To summarize, in monochronic societies people work around schedules, whereas in polychronic societies, schedules are worked around people. Although the polychronic notion of time may seem new and obscure, it is actually widespread across various cultures and countries. Patience, flexibility, and an open mind are the keys to succeeding as a volunteer in a less monochronic society.
People may jokingly tell you that you must learn to run on “African Standard Time.” The shift from a monochronic to a more polychronic time scheme can bewilder and frustrate volunteers.
“Americans are notorious for being doers, activists. One of the most common complaints of Peace Corps Volunteers around the world is how long it takes to ‘get things done’ in the host country. Sometimes the complaint appears in comments about the slow pace of life overseas. This American urge to do something, however, is somewhat inconsistent with the Peace Corps mandate to help other people do something.”(2)
With a goal of building local capacity, volunteers are indeed helping other people learn to “do something.” This doesn’t mean that local community members will be working while volunteers laze around. In other words, don’t make the mistake of confusing slower pace of life with easier lifestyle:
“What about the ‘work?’ You’ll notice I put that word in quotation marks, not because you won’t work very hard here. It’s just that you won’t understand why it’s so hard. In the States, hard work is 60 hours a week. Here it’s waiting for things to happen, watching them happen at a pace that’s absurdly slow by the standards you’re used to, and then trying to work the way people work here. Otherwise you won’t be working with them; you’ll be working for them.”(3)–Peace Corps Volunteer, Madagascar
In your home country, making others wait is probably considered disrespectful and rude. When you are abroad, however, you can expect to do a lot of waiting. Don’t be insulted if others make you wait; it is not because they are being rude, or because they think you are insignificant. Rather, it is simply a symptom of a culture with a more relaxed attitude towards timeliness and schedules.
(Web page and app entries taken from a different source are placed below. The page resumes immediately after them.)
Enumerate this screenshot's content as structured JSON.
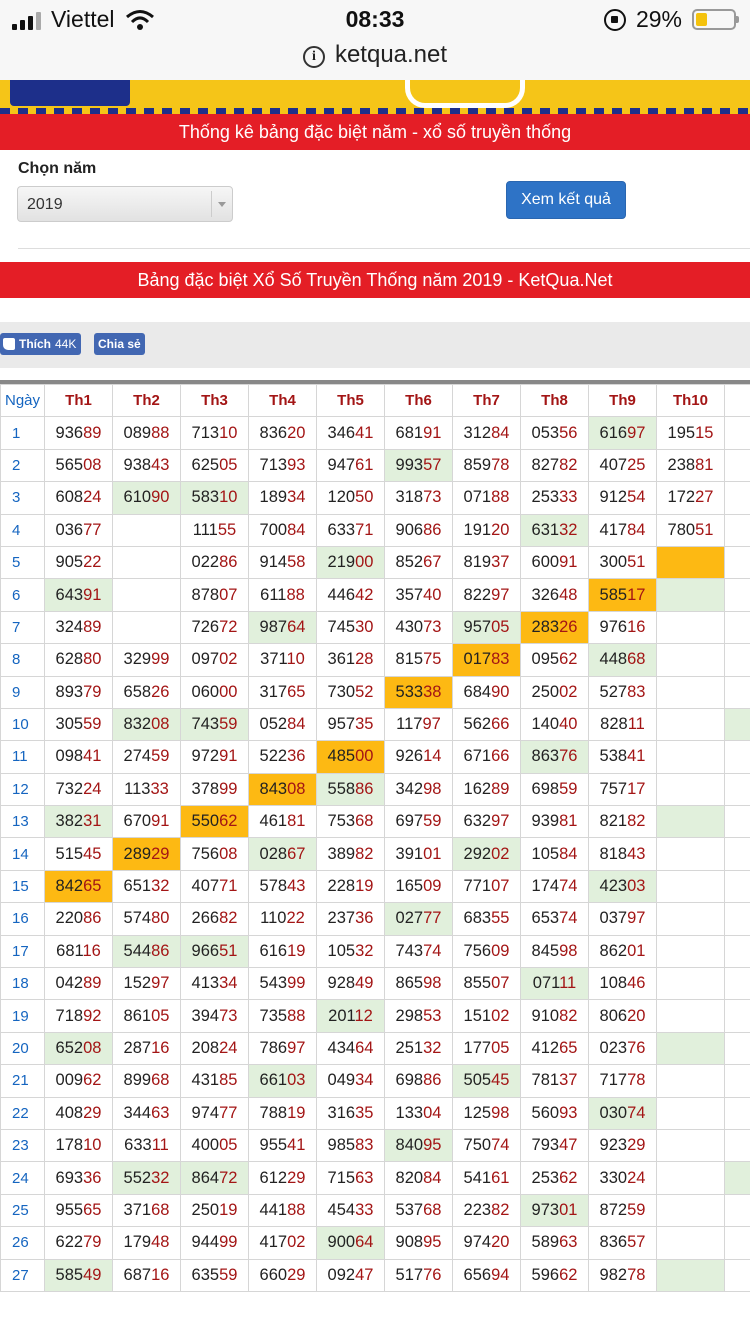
{
  "status_bar": {
    "carrier": "Viettel",
    "time": "08:33",
    "battery": "29%"
  },
  "browser": {
    "url": "ketqua.net"
  },
  "colors": {
    "red_bar": "#e41e26",
    "button_blue": "#2e73c6",
    "highlight_green": "#e1f0dc",
    "highlight_orange": "#fdb913",
    "day_blue": "#1565c0",
    "tail_red": "#a31515"
  },
  "header": {
    "title": "Thống kê bảng đặc biệt năm - xổ số truyền thống"
  },
  "form": {
    "year_label": "Chọn năm",
    "year_value": "2019",
    "submit_label": "Xem kết quả"
  },
  "section": {
    "title": "Bảng đặc biệt Xổ Số Truyền Thống năm 2019 - KetQua.Net"
  },
  "social": {
    "like_label": "Thích",
    "like_count": "44K",
    "share_label": "Chia sẻ"
  },
  "table": {
    "headers": [
      "Ngày",
      "Th1",
      "Th2",
      "Th3",
      "Th4",
      "Th5",
      "Th6",
      "Th7",
      "Th8",
      "Th9",
      "Th10",
      "Th"
    ],
    "rows": [
      {
        "day": "1",
        "cells": [
          "93689",
          "08988",
          "71310",
          "83620",
          "34641",
          "68191",
          "31284",
          "05356",
          "61697",
          "19515",
          ""
        ],
        "hl": [
          "",
          "",
          "",
          "",
          "",
          "",
          "",
          "",
          "g",
          "",
          ""
        ]
      },
      {
        "day": "2",
        "cells": [
          "56508",
          "93843",
          "62505",
          "71393",
          "94761",
          "99357",
          "85978",
          "82782",
          "40725",
          "23881",
          ""
        ],
        "hl": [
          "",
          "",
          "",
          "",
          "",
          "g",
          "",
          "",
          "",
          "",
          ""
        ]
      },
      {
        "day": "3",
        "cells": [
          "60824",
          "61090",
          "58310",
          "18934",
          "12050",
          "31873",
          "07188",
          "25333",
          "91254",
          "17227",
          ""
        ],
        "hl": [
          "",
          "g",
          "g",
          "",
          "",
          "",
          "",
          "",
          "",
          "",
          ""
        ]
      },
      {
        "day": "4",
        "cells": [
          "03677",
          "",
          "11155",
          "70084",
          "63371",
          "90686",
          "19120",
          "63132",
          "41784",
          "78051",
          ""
        ],
        "hl": [
          "",
          "",
          "",
          "",
          "",
          "",
          "",
          "g",
          "",
          "",
          ""
        ]
      },
      {
        "day": "5",
        "cells": [
          "90522",
          "",
          "02286",
          "91458",
          "21900",
          "85267",
          "81937",
          "60091",
          "30051",
          "",
          ""
        ],
        "hl": [
          "",
          "",
          "",
          "",
          "g",
          "",
          "",
          "",
          "",
          "o",
          ""
        ]
      },
      {
        "day": "6",
        "cells": [
          "64391",
          "",
          "87807",
          "61188",
          "44642",
          "35740",
          "82297",
          "32648",
          "58517",
          "",
          ""
        ],
        "hl": [
          "g",
          "",
          "",
          "",
          "",
          "",
          "",
          "",
          "o",
          "g",
          ""
        ]
      },
      {
        "day": "7",
        "cells": [
          "32489",
          "",
          "72672",
          "98764",
          "74530",
          "43073",
          "95705",
          "28326",
          "97616",
          "",
          ""
        ],
        "hl": [
          "",
          "",
          "",
          "g",
          "",
          "",
          "g",
          "o",
          "",
          "",
          ""
        ]
      },
      {
        "day": "8",
        "cells": [
          "62880",
          "32999",
          "09702",
          "37110",
          "36128",
          "81575",
          "01783",
          "09562",
          "44868",
          "",
          ""
        ],
        "hl": [
          "",
          "",
          "",
          "",
          "",
          "",
          "o",
          "",
          "g",
          "",
          ""
        ]
      },
      {
        "day": "9",
        "cells": [
          "89379",
          "65826",
          "06000",
          "31765",
          "73052",
          "53338",
          "68490",
          "25002",
          "52783",
          "",
          ""
        ],
        "hl": [
          "",
          "",
          "",
          "",
          "",
          "o",
          "",
          "",
          "",
          "",
          ""
        ]
      },
      {
        "day": "10",
        "cells": [
          "30559",
          "83208",
          "74359",
          "05284",
          "95735",
          "11797",
          "56266",
          "14040",
          "82811",
          "",
          ""
        ],
        "hl": [
          "",
          "g",
          "g",
          "",
          "",
          "",
          "",
          "",
          "",
          "",
          "g"
        ]
      },
      {
        "day": "11",
        "cells": [
          "09841",
          "27459",
          "97291",
          "52236",
          "48500",
          "92614",
          "67166",
          "86376",
          "53841",
          "",
          ""
        ],
        "hl": [
          "",
          "",
          "",
          "",
          "o",
          "",
          "",
          "g",
          "",
          "",
          ""
        ]
      },
      {
        "day": "12",
        "cells": [
          "73224",
          "11333",
          "37899",
          "84308",
          "55886",
          "34298",
          "16289",
          "69859",
          "75717",
          "",
          ""
        ],
        "hl": [
          "",
          "",
          "",
          "o",
          "g",
          "",
          "",
          "",
          "",
          "",
          ""
        ]
      },
      {
        "day": "13",
        "cells": [
          "38231",
          "67091",
          "55062",
          "46181",
          "75368",
          "69759",
          "63297",
          "93981",
          "82182",
          "",
          ""
        ],
        "hl": [
          "g",
          "",
          "o",
          "",
          "",
          "",
          "",
          "",
          "",
          "g",
          ""
        ]
      },
      {
        "day": "14",
        "cells": [
          "51545",
          "28929",
          "75608",
          "02867",
          "38982",
          "39101",
          "29202",
          "10584",
          "81843",
          "",
          ""
        ],
        "hl": [
          "",
          "o",
          "",
          "g",
          "",
          "",
          "g",
          "",
          "",
          "",
          ""
        ]
      },
      {
        "day": "15",
        "cells": [
          "84265",
          "65132",
          "40771",
          "57843",
          "22819",
          "16509",
          "77107",
          "17474",
          "42303",
          "",
          ""
        ],
        "hl": [
          "o",
          "",
          "",
          "",
          "",
          "",
          "",
          "",
          "g",
          "",
          ""
        ]
      },
      {
        "day": "16",
        "cells": [
          "22086",
          "57480",
          "26682",
          "11022",
          "23736",
          "02777",
          "68355",
          "65374",
          "03797",
          "",
          ""
        ],
        "hl": [
          "",
          "",
          "",
          "",
          "",
          "g",
          "",
          "",
          "",
          "",
          ""
        ]
      },
      {
        "day": "17",
        "cells": [
          "68116",
          "54486",
          "96651",
          "61619",
          "10532",
          "74374",
          "75609",
          "84598",
          "86201",
          "",
          ""
        ],
        "hl": [
          "",
          "g",
          "g",
          "",
          "",
          "",
          "",
          "",
          "",
          "",
          ""
        ]
      },
      {
        "day": "18",
        "cells": [
          "04289",
          "15297",
          "41334",
          "54399",
          "92849",
          "86598",
          "85507",
          "07111",
          "10846",
          "",
          ""
        ],
        "hl": [
          "",
          "",
          "",
          "",
          "",
          "",
          "",
          "g",
          "",
          "",
          ""
        ]
      },
      {
        "day": "19",
        "cells": [
          "71892",
          "86105",
          "39473",
          "73588",
          "20112",
          "29853",
          "15102",
          "91082",
          "80620",
          "",
          ""
        ],
        "hl": [
          "",
          "",
          "",
          "",
          "g",
          "",
          "",
          "",
          "",
          "",
          ""
        ]
      },
      {
        "day": "20",
        "cells": [
          "65208",
          "28716",
          "20824",
          "78697",
          "43464",
          "25132",
          "17705",
          "41265",
          "02376",
          "",
          ""
        ],
        "hl": [
          "g",
          "",
          "",
          "",
          "",
          "",
          "",
          "",
          "",
          "g",
          ""
        ]
      },
      {
        "day": "21",
        "cells": [
          "00962",
          "89968",
          "43185",
          "66103",
          "04934",
          "69886",
          "50545",
          "78137",
          "71778",
          "",
          ""
        ],
        "hl": [
          "",
          "",
          "",
          "g",
          "",
          "",
          "g",
          "",
          "",
          "",
          ""
        ]
      },
      {
        "day": "22",
        "cells": [
          "40829",
          "34463",
          "97477",
          "78819",
          "31635",
          "13304",
          "12598",
          "56093",
          "03074",
          "",
          ""
        ],
        "hl": [
          "",
          "",
          "",
          "",
          "",
          "",
          "",
          "",
          "g",
          "",
          ""
        ]
      },
      {
        "day": "23",
        "cells": [
          "17810",
          "63311",
          "40005",
          "95541",
          "98583",
          "84095",
          "75074",
          "79347",
          "92329",
          "",
          ""
        ],
        "hl": [
          "",
          "",
          "",
          "",
          "",
          "g",
          "",
          "",
          "",
          "",
          ""
        ]
      },
      {
        "day": "24",
        "cells": [
          "69336",
          "55232",
          "86472",
          "61229",
          "71563",
          "82084",
          "54161",
          "25362",
          "33024",
          "",
          ""
        ],
        "hl": [
          "",
          "g",
          "g",
          "",
          "",
          "",
          "",
          "",
          "",
          "",
          "g"
        ]
      },
      {
        "day": "25",
        "cells": [
          "95565",
          "37168",
          "25019",
          "44188",
          "45433",
          "53768",
          "22382",
          "97301",
          "87259",
          "",
          ""
        ],
        "hl": [
          "",
          "",
          "",
          "",
          "",
          "",
          "",
          "g",
          "",
          "",
          ""
        ]
      },
      {
        "day": "26",
        "cells": [
          "62279",
          "17948",
          "94499",
          "41702",
          "90064",
          "90895",
          "97420",
          "58963",
          "83657",
          "",
          ""
        ],
        "hl": [
          "",
          "",
          "",
          "",
          "g",
          "",
          "",
          "",
          "",
          "",
          ""
        ]
      },
      {
        "day": "27",
        "cells": [
          "58549",
          "68716",
          "63559",
          "66029",
          "09247",
          "51776",
          "65694",
          "59662",
          "98278",
          "",
          ""
        ],
        "hl": [
          "g",
          "",
          "",
          "",
          "",
          "",
          "",
          "",
          "",
          "g",
          ""
        ]
      }
    ]
  }
}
(1) “Culture Matters: The Peace Corps Cross-Cultural Workbook,” p. 104. Peace Corps Information and Collection Exchange. www.peacecorps.gov. Accessed on 11 December 2008. <http://www.peacecorps.gov/wws/publications/culture/pdf/workbook.pdf>
(2) “Culture Matters: The Peace Corps Cross-Cultural Workbook,” p. 148.
(3) As quoted in “Culture Matters: The Peace Corps Cross-Cultural Workbook,” p.136.
(4) As quoted in “Culture Matters: The Peace Corps Cross-Cultural Workbook,” p.106.
(5) “Jackie Madison Speaks About Volunteering With Dr. Baah.” Online Video Clip. Uniteforsight.org. Accessed on 11 December 2008. <http://www.uniteforsight.org/volunteer-abroad/ghana/asikuma>